In either case, once the theme variable has been set to the proper theme, the remainder of the script simply tests the value against each of the site’s currently available themes. When a match is found, the script includes the correct index.php file for the chosen theme. If no theme preference is determined, the script resorts to the site’s default theme.

The beauty of this method is its simplicity. Just copy and paste the script into your site’s root index.php file and enjoy the results 1. Of course, you will also need to edit the require path in the first line to reflect the correct location of the wp-blog-header.php in your subdirectory-installation of WordPress. You will also want to change the theme names in the first column, and the theme directories in the second column, such that they match your own configuration. As always, “test, test, test!”
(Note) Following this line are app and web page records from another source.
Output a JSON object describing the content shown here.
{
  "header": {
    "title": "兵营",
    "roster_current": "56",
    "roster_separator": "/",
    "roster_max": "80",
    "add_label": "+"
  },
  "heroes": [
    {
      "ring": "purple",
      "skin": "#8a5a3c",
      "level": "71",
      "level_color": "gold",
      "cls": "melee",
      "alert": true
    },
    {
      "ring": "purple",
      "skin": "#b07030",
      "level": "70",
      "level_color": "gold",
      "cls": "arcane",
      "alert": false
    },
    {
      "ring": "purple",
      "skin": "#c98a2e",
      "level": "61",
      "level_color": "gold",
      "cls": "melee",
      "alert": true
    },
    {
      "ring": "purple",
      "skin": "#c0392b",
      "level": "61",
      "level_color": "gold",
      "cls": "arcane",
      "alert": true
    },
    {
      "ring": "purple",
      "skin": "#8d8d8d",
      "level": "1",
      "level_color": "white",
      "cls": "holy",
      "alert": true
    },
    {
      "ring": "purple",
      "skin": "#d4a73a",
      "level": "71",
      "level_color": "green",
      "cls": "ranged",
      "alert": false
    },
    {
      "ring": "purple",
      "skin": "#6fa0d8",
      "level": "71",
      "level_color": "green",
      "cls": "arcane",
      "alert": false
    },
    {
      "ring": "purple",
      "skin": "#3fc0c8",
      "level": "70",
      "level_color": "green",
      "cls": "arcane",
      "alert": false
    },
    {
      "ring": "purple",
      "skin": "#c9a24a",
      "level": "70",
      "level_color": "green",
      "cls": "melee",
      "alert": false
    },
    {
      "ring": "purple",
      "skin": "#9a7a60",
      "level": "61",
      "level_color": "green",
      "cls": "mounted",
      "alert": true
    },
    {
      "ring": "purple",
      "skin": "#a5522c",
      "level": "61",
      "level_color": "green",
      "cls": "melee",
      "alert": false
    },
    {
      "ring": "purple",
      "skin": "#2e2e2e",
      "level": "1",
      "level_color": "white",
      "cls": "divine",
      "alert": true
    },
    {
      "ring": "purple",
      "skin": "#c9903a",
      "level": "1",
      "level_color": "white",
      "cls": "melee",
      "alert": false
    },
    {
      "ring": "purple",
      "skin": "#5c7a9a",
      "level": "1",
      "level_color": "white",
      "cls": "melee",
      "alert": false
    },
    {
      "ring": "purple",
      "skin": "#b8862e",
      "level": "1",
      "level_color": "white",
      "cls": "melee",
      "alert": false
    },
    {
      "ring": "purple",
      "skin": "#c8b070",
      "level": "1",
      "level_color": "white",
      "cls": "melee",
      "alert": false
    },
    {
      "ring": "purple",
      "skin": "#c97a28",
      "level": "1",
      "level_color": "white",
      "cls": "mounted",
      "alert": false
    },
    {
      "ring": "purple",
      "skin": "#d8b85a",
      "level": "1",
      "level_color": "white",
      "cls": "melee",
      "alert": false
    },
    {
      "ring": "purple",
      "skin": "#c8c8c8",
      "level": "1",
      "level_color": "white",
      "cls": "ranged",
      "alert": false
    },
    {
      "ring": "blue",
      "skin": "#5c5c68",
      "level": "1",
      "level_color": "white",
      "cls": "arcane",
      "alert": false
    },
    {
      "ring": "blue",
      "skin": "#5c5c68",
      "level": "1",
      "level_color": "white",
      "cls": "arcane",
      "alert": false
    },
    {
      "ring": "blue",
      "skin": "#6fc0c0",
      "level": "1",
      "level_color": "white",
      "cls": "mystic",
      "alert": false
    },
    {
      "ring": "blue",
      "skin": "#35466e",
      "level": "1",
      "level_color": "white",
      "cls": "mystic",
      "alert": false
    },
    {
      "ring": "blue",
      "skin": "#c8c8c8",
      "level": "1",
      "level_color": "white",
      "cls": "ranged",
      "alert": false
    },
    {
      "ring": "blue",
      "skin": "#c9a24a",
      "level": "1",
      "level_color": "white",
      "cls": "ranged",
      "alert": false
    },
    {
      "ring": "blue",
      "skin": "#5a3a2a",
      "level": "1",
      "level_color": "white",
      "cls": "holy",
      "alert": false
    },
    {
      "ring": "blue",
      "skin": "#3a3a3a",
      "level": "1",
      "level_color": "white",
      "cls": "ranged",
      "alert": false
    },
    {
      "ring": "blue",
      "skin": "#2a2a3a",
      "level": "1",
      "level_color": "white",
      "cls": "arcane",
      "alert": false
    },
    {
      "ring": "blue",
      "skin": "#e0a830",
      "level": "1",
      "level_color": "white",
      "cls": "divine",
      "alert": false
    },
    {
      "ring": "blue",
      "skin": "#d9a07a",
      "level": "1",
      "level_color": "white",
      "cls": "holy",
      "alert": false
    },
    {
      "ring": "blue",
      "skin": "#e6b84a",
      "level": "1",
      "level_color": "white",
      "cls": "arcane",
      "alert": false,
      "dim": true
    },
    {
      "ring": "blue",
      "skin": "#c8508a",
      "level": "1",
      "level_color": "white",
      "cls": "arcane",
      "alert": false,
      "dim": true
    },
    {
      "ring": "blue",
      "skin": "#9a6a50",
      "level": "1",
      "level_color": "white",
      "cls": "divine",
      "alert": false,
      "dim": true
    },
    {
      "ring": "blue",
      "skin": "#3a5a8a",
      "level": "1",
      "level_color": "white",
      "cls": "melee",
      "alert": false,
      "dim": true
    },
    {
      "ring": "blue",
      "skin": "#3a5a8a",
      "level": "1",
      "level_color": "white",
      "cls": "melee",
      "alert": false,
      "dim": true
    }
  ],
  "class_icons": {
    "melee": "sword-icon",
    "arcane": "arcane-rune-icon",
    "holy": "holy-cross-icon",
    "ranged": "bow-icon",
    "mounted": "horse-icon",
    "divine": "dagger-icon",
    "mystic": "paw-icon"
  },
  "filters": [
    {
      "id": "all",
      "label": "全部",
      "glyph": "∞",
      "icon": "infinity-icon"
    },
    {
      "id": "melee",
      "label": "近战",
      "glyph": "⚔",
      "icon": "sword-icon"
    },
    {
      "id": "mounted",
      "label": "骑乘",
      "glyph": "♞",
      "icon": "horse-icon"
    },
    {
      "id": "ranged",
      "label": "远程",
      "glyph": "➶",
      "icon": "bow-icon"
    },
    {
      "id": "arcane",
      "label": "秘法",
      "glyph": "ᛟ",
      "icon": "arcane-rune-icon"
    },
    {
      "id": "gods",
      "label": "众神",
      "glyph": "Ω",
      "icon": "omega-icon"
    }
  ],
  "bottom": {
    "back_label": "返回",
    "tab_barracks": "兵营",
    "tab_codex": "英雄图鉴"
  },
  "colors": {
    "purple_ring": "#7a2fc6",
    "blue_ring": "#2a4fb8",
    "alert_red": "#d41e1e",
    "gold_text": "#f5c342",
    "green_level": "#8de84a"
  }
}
While this method is extremely easy, it takes advantage of the flexibility inherent in segregated root and blog URLs. Let’s say you wanted to display the home.php file for several of your custom themes, maybe to spice up the layout or optimize for search engines or something. No problem. Using the code above, instead of including the index.php file for any selected themes, simply include your home.php file instead. You could use this strategy to include virtually any page for any given theme — single.php, archive.php, welcome.phpwhatevah!


1 Note that when using this method from a locally installed version of WordPress (i.e., the installation directory in somewhere within localhost), you will need to create and use cookies that are distinct from the default theme-switcher cookies. Doing this is easy. Open your theme-switcher.php and place the following immediately before the first instance of $redirect = get_settings('home'):

setcookie("indextheme" . COOKIEHASH,

Additionally, the main script will need to be modified to reflect the alternate cookie information:

<?php require_once("./press/wp-blog-header.php"); 
if (!empty($_COOKIE["indextheme".COOKIEHASH])) {
	$press_theme = $_COOKIE["indextheme".COOKIEHASH];
} elseif (empty($_COOKIE["indextheme".COOKIEHASH])) {
	$press_theme = get_current_theme();